Super Simple Vegan Roasted Garlic “Cheese” Saucego to recipe
You won’t miss cheese for one second when you try this super simple vegan roasted garlic “cheese” sauce that’s prepared with whole-food ingredients that, when mixed together, create a sauce that’s flavorful, healthy, and versatile. It may end up being your “go-to” sauce for just about everything, vegan or not, since it tastes delicious with all types of food – from eggs to chicken, crackers, veggies and more.
I’m not vegan. But I will 100% become vegan if I can have this “cheese” sauce everyday. Seriously, vegans will love it. And non-vegans will love it. Everyone will love it. It’s loaded with a variety of ingredients that impressively create a cheesy-licious flavor that will easily get mistaken for a rich, dairy-loaded, cheese sauce. It’s also made with simple ingredients that are both easy to find and easy on your health.
This was my first time using the oregano oil I bought a month or so ago. Oregano oil is a great substitute for dried oregano. It also has extra health benefits, as it’s a good source of vitamin k, iron, and manganese. It adds a hint of herb notes without overpowering the sauce.

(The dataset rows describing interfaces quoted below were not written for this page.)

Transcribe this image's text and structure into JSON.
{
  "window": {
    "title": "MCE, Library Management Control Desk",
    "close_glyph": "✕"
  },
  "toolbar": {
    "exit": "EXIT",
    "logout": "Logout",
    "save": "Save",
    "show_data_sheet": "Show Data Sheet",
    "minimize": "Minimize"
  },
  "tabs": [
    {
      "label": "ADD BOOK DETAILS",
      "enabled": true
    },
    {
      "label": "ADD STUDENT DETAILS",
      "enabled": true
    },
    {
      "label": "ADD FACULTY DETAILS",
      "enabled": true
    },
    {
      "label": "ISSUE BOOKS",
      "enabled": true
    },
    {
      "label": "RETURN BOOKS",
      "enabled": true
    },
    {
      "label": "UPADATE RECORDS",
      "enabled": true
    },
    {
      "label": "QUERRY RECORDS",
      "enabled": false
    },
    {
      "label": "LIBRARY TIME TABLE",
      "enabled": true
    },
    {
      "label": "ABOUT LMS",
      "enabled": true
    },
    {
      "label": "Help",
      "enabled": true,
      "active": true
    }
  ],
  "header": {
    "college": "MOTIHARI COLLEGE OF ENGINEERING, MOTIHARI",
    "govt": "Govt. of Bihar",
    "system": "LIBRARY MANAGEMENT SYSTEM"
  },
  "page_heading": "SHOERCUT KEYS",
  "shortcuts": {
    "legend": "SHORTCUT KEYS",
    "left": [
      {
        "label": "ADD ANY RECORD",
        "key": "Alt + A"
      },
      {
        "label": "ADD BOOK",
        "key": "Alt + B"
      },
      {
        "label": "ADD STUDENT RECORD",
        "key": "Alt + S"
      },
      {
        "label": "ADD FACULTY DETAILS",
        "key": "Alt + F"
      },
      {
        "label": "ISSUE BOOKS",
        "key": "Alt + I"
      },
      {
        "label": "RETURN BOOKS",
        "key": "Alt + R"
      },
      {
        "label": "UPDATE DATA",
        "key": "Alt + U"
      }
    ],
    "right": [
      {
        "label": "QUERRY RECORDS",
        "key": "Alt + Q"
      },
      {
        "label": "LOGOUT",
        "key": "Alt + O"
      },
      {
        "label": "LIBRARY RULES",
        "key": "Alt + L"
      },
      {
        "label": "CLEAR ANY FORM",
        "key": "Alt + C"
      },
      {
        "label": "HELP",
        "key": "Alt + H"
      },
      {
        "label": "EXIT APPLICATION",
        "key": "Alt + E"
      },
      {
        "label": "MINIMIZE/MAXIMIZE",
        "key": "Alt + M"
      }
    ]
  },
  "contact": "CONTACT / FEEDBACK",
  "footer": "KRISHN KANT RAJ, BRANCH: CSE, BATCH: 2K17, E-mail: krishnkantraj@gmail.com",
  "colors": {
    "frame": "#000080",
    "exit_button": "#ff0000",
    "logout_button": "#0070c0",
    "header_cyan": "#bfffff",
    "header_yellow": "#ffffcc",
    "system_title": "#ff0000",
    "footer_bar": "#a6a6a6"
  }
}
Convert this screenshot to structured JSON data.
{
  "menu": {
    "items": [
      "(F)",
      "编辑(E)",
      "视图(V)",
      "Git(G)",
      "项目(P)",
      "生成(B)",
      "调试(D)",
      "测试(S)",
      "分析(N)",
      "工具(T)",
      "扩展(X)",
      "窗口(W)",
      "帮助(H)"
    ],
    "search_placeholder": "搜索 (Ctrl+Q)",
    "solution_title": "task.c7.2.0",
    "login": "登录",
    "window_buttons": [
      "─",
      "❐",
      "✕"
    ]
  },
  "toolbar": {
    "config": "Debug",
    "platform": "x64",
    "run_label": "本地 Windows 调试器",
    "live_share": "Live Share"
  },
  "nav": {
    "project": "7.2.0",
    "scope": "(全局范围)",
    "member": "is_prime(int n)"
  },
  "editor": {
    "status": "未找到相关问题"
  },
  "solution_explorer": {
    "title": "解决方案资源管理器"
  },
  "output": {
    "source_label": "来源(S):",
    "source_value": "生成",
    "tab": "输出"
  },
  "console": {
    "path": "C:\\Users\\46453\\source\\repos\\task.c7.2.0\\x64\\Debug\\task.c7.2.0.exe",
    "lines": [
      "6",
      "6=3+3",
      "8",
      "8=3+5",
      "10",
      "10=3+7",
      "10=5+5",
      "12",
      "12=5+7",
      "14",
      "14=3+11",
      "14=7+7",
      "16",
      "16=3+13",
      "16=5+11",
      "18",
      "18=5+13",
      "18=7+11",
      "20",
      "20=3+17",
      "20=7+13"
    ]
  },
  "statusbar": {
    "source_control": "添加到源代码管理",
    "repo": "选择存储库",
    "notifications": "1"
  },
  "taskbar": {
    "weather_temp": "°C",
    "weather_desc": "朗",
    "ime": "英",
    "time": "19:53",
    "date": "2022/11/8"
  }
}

Nutritional yeast is an important ingredient in this recipe. It’s a large factor in why this sauce tastes so cheesy. It’s hard to describe if you’ve not tried it. Not gonna lie, it looks like straight up fish food 🤔 but promise it doesn’t taste like fish food. It offers a pleasant cheesy, nutty flavor along with health benefits thanks to the protein, vitamins, mineral, and antioxidant properties it has. It’s made from a specific species of yeast that is grown for use in food items.
It’s great for all dietary needs since it’s low in calories, sodium, fat, and sugar and is free of gluten, wheat, soy, and dairy. It’s abundant in B vitamins, protein, and trace minerals (think zinc, manganese, and selenium). Nutritional yeast is also a complete protein since it contains all nine essential amino acids.
One vitamin in particular, vitamin B12, is almost always found in animal products. Vitamin B12 is used by the body for important roles like production of red blood cells, energy metabolism, nerve regeneration, and production of DNA. It’s important to eat foods high vitamin B12 since your body can only obtain it from external food sources. But, since it’s usually found in animal sources, vegans tend to have low levels of vitamin B12. However, nutritional yeast is a great source of vitamin B12 and is used often in vegan cooking.
Keep in mind that fortified nutritional yeasts have more of these nutrients versus unfortified types. This fortified nutritional yeast tastes great and packs on the nutrients.
- 4 cups cauliflower florets, cooked
- 1 cup cashews, soaked in water for at least 12 hours - (see note)
- 1/3 cup nutritional yeast
- 4 tbsp lemon juice (about 1 large lemon)
- 5 cloves roasted garlic, or 1 1/2 tbsp garlic powder - (see note)
- 1 medium onion, roasted, or 1 tbsp onion powder - (see note)
- 1 1/4 tsp salt
- 2 drops oregano oil, 2 tbsp fresh oregano, chopped - (see note)
- Brush 5 cloves of garlic with avocado oil, wrapped them in foil, and roasted them in the oven at 375F for 40 minutes.
- Combine all ingredients in a food processor. Turn processor on and blend for 6-8 minutes or until completely smooth, stopping to scrape the sides of the bowl a few times.
- Serve with pasta, veggies, crackers, or your favorite protein, like chicken or pork. It’s that easy. And that delicious!
- Store in the fridge for up to 3 days or in the freezer for up to 3 months.
- I recommend soaking raw, unsalted cashews for at least 12 hours, preferably 24 hours.
- I brushed 5 cloves of garlic with avocado oil, wrapped them in foil, and roasted them in the oven at 375F for 40 minutes. It’s an extra step that takes a bit of time (when in reality it takes 5 seconds to simply use garlic powder), but I highly recommend doing this step. If you’ve had roasted garlic, I think you will understand that this step makes such a difference in taste, for the better. Roasting the garlic releases flavors and fragrances you don’t get with garlic powder.
- I chopped one onion and sautéed it in avocado oil for about 12 minutes, stirring occasionally, until lightly brown and softened. As with the garlic, I recommend taking the extra time to complete this step.
- Oregano oil is a great substitute for dried oregano. It also has extra health benefits, as it’s a good source of vitamin k, iron, and manganese. It adds a hint of herb notes without overpowering the sauce.